Exercise instructions: Please output the whole listing below exactly as it is.

-- Opening Marker --

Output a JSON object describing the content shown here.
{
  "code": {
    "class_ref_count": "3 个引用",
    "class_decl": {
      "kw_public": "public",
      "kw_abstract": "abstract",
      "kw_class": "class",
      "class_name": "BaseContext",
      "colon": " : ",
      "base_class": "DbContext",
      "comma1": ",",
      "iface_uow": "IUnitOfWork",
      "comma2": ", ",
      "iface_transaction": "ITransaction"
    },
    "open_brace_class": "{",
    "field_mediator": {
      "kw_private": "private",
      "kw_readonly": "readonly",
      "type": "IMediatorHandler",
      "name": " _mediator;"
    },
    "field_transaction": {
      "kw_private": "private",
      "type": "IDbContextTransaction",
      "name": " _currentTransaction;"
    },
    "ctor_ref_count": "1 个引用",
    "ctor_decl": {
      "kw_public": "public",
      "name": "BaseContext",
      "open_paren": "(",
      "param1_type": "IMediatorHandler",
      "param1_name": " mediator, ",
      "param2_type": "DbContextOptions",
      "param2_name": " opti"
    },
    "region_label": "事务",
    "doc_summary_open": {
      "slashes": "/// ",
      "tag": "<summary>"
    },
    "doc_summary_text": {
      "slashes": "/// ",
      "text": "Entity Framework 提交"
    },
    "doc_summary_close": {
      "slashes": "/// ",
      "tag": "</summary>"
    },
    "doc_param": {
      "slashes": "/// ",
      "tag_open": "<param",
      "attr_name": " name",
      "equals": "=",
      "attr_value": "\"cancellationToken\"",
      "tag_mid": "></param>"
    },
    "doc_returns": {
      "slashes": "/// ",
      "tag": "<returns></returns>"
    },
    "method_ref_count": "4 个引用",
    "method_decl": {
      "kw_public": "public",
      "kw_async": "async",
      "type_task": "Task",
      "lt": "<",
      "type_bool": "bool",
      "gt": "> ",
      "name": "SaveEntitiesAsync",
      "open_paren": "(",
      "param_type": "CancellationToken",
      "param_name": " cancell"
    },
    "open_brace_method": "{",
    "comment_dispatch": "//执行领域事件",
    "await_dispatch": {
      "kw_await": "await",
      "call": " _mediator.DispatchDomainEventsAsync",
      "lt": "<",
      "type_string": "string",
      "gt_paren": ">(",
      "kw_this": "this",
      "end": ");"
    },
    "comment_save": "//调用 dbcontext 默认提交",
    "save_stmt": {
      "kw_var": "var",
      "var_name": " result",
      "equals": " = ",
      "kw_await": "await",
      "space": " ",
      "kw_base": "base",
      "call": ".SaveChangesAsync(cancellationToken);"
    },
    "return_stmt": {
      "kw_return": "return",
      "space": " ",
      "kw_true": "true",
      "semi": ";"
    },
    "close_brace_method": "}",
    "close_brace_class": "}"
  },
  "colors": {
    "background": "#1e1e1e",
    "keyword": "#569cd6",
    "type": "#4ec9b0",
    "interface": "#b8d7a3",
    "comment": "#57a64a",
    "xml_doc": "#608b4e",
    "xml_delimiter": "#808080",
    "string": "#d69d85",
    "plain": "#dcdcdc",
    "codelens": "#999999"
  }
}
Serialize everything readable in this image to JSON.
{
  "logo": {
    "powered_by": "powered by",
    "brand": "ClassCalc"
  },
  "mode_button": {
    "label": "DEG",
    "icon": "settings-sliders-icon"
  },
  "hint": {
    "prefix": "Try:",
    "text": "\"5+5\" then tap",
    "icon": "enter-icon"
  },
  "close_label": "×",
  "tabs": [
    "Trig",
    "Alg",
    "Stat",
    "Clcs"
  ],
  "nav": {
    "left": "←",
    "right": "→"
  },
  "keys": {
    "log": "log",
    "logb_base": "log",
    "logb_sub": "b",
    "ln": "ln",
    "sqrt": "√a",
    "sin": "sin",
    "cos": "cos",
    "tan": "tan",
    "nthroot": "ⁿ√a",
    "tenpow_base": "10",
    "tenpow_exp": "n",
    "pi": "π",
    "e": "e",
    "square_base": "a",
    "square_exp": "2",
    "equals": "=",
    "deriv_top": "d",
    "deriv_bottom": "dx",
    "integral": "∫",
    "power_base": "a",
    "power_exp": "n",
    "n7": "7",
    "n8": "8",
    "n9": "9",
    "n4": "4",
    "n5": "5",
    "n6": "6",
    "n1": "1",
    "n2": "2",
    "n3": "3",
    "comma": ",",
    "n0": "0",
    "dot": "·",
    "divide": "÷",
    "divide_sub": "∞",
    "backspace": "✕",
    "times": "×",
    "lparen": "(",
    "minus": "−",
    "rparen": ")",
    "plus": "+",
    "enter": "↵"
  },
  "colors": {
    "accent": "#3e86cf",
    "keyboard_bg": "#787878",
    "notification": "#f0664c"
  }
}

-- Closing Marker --

Response to this task:
Output a JSON object describing the content shown here.
{
  "code": {
    "class_ref_count": "3 个引用",
    "class_decl": {
      "kw_public": "public",
      "kw_abstract": "abstract",
      "kw_class": "class",
      "class_name": "BaseContext",
      "colon": " : ",
      "base_class": "DbContext",
      "comma1": ",",
      "iface_uow": "IUnitOfWork",
      "comma2": ", ",
      "iface_transaction": "ITransaction"
    },
    "open_brace_class": "{",
    "field_mediator": {
      "kw_private": "private",
      "kw_readonly": "readonly",
      "type": "IMediatorHandler",
      "name": " _mediator;"
    },
    "field_transaction": {
      "kw_private": "private",
      "type": "IDbContextTransaction",
      "name": " _currentTransaction;"
    },
    "ctor_ref_count": "1 个引用",
    "ctor_decl": {
      "kw_public": "public",
      "name": "BaseContext",
      "open_paren": "(",
      "param1_type": "IMediatorHandler",
      "param1_name": " mediator, ",
      "param2_type": "DbContextOptions",
      "param2_name": " opti"
    },
    "region_label": "事务",
    "doc_summary_open": {
      "slashes": "/// ",
      "tag": "<summary>"
    },
    "doc_summary_text": {
      "slashes": "/// ",
      "text": "Entity Framework 提交"
    },
    "doc_summary_close": {
      "slashes": "/// ",
      "tag": "</summary>"
    },
    "doc_param": {
      "slashes": "/// ",
      "tag_open": "<param",
      "attr_name": " name",
      "equals": "=",
      "attr_value": "\"cancellationToken\"",
      "tag_mid": "></param>"
    },
    "doc_returns": {
      "slashes": "/// ",
      "tag": "<returns></returns>"
    },
    "method_ref_count": "4 个引用",
    "method_decl": {
      "kw_public": "public",
      "kw_async": "async",
      "type_task": "Task",
      "lt": "<",
      "type_bool": "bool",
      "gt": "> ",
      "name": "SaveEntitiesAsync",
      "open_paren": "(",
      "param_type": "CancellationToken",
      "param_name": " cancell"
    },
    "open_brace_method": "{",
    "comment_dispatch": "//执行领域事件",
    "await_dispatch": {
      "kw_await": "await",
      "call": " _mediator.DispatchDomainEventsAsync",
      "lt": "<",
      "type_string": "string",
      "gt_paren": ">(",
      "kw_this": "this",
      "end": ");"
    },
    "comment_save": "//调用 dbcontext 默认提交",
    "save_stmt": {
      "kw_var": "var",
      "var_name": " result",
      "equals": " = ",
      "kw_await": "await",
      "space": " ",
      "kw_base": "base",
      "call": ".SaveChangesAsync(cancellationToken);"
    },
    "return_stmt": {
      "kw_return": "return",
      "space": " ",
      "kw_true": "true",
      "semi": ";"
    },
    "close_brace_method": "}",
    "close_brace_class": "}"
  },
  "colors": {
    "background": "#1e1e1e",
    "keyword": "#569cd6",
    "type": "#4ec9b0",
    "interface": "#b8d7a3",
    "comment": "#57a64a",
    "xml_doc": "#608b4e",
    "xml_delimiter": "#808080",
    "string": "#d69d85",
    "plain": "#dcdcdc",
    "codelens": "#999999"
  }
}
Serialize everything readable in this image to JSON.
{
  "logo": {
    "powered_by": "powered by",
    "brand": "ClassCalc"
  },
  "mode_button": {
    "label": "DEG",
    "icon": "settings-sliders-icon"
  },
  "hint": {
    "prefix": "Try:",
    "text": "\"5+5\" then tap",
    "icon": "enter-icon"
  },
  "close_label": "×",
  "tabs": [
    "Trig",
    "Alg",
    "Stat",
    "Clcs"
  ],
  "nav": {
    "left": "←",
    "right": "→"
  },
  "keys": {
    "log": "log",
    "logb_base": "log",
    "logb_sub": "b",
    "ln": "ln",
    "sqrt": "√a",
    "sin": "sin",
    "cos": "cos",
    "tan": "tan",
    "nthroot": "ⁿ√a",
    "tenpow_base": "10",
    "tenpow_exp": "n",
    "pi": "π",
    "e": "e",
    "square_base": "a",
    "square_exp": "2",
    "equals": "=",
    "deriv_top": "d",
    "deriv_bottom": "dx",
    "integral": "∫",
    "power_base": "a",
    "power_exp": "n",
    "n7": "7",
    "n8": "8",
    "n9": "9",
    "n4": "4",
    "n5": "5",
    "n6": "6",
    "n1": "1",
    "n2": "2",
    "n3": "3",
    "comma": ",",
    "n0": "0",
    "dot": "·",
    "divide": "÷",
    "divide_sub": "∞",
    "backspace": "✕",
    "times": "×",
    "lparen": "(",
    "minus": "−",
    "rparen": ")",
    "plus": "+",
    "enter": "↵"
  },
  "colors": {
    "accent": "#3e86cf",
    "keyboard_bg": "#787878",
    "notification": "#f0664c"
  }
}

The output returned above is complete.